Excerpts from an interface dataset:
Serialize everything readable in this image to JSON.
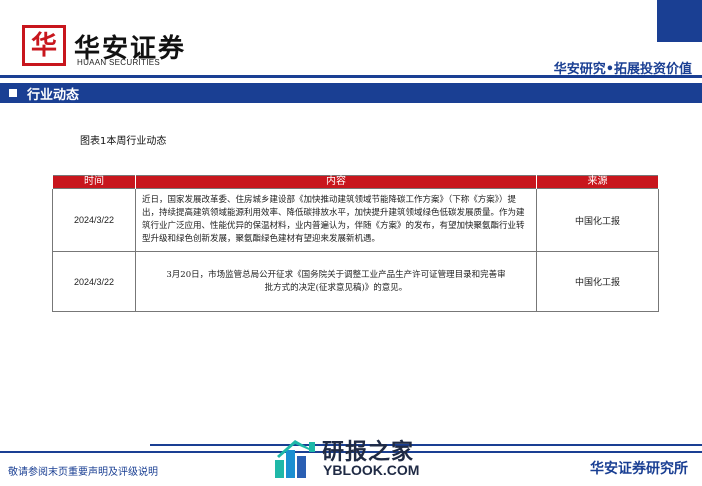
{
  "header": {
    "logo_glyph": "华",
    "brand_cn": "华安证券",
    "brand_en": "HUAAN SECURITIES",
    "slogan": "华安研究•拓展投资价值",
    "accent_color": "#1a3f93",
    "brand_red": "#c8161d"
  },
  "section": {
    "title": "行业动态"
  },
  "figure": {
    "caption": "图表1本周行业动态"
  },
  "table": {
    "headers": [
      "时间",
      "内容",
      "来源"
    ],
    "rows": [
      {
        "date": "2024/3/22",
        "content": "近日，国家发展改革委、住房城乡建设部《加快推动建筑领域节能降碳工作方案》（下称《方案》）提出，持续提高建筑领域能源利用效率、降低碳排放水平，加快提升建筑领域绿色低碳发展质量。作为建筑行业广泛应用、性能优异的保温材料，业内普遍认为，伴随《方案》的发布，有望加快聚氨酯行业转型升级和绿色创新发展，聚氨酯绿色建材有望迎来发展新机遇。",
        "source": "中国化工报"
      },
      {
        "date": "2024/3/22",
        "content": "3月20日，市场监管总局公开征求《国务院关于调整工业产品生产许可证管理目录和完善审批方式的决定(征求意见稿)》的意见。",
        "source": "中国化工报"
      }
    ]
  },
  "footer": {
    "disclaimer": "敬请参阅末页重要声明及评级说明",
    "institute": "华安证券研究所"
  },
  "watermark": {
    "cn": "研报之家",
    "url": "YBLOOK.COM"
  }
}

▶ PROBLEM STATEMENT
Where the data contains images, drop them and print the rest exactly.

▶ WRITTEN RESPONSE
Serialize everything readable in this image to JSON.
{
  "header": {
    "logo_glyph": "华",
    "brand_cn": "华安证券",
    "brand_en": "HUAAN SECURITIES",
    "slogan": "华安研究•拓展投资价值",
    "accent_color": "#1a3f93",
    "brand_red": "#c8161d"
  },
  "section": {
    "title": "行业动态"
  },
  "figure": {
    "caption": "图表1本周行业动态"
  },
  "table": {
    "headers": [
      "时间",
      "内容",
      "来源"
    ],
    "rows": [
      {
        "date": "2024/3/22",
        "content": "近日，国家发展改革委、住房城乡建设部《加快推动建筑领域节能降碳工作方案》（下称《方案》）提出，持续提高建筑领域能源利用效率、降低碳排放水平，加快提升建筑领域绿色低碳发展质量。作为建筑行业广泛应用、性能优异的保温材料，业内普遍认为，伴随《方案》的发布，有望加快聚氨酯行业转型升级和绿色创新发展，聚氨酯绿色建材有望迎来发展新机遇。",
        "source": "中国化工报"
      },
      {
        "date": "2024/3/22",
        "content": "3月20日，市场监管总局公开征求《国务院关于调整工业产品生产许可证管理目录和完善审批方式的决定(征求意见稿)》的意见。",
        "source": "中国化工报"
      }
    ]
  },
  "footer": {
    "disclaimer": "敬请参阅末页重要声明及评级说明",
    "institute": "华安证券研究所"
  },
  "watermark": {
    "cn": "研报之家",
    "url": "YBLOOK.COM"
  }
}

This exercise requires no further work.